# Activity
Go through the data and copy each line where the string "name" appears.

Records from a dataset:
"""

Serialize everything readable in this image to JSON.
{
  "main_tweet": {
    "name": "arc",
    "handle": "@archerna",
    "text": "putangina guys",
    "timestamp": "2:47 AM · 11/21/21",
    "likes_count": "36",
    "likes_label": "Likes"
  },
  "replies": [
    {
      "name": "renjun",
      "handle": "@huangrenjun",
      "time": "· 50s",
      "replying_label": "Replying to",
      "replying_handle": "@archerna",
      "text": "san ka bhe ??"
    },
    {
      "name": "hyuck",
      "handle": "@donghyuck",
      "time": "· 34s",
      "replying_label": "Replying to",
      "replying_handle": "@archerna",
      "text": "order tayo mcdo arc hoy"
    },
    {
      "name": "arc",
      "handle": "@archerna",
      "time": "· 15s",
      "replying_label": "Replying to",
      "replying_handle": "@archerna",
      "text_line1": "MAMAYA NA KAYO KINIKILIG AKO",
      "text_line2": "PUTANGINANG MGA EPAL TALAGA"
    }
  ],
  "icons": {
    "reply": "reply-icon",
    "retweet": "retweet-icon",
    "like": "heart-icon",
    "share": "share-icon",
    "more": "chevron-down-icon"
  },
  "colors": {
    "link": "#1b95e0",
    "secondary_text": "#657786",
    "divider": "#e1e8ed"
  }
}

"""

# Exercise output
    "name": "arc",
      "name": "renjun",
      "name": "hyuck",
      "name": "arc",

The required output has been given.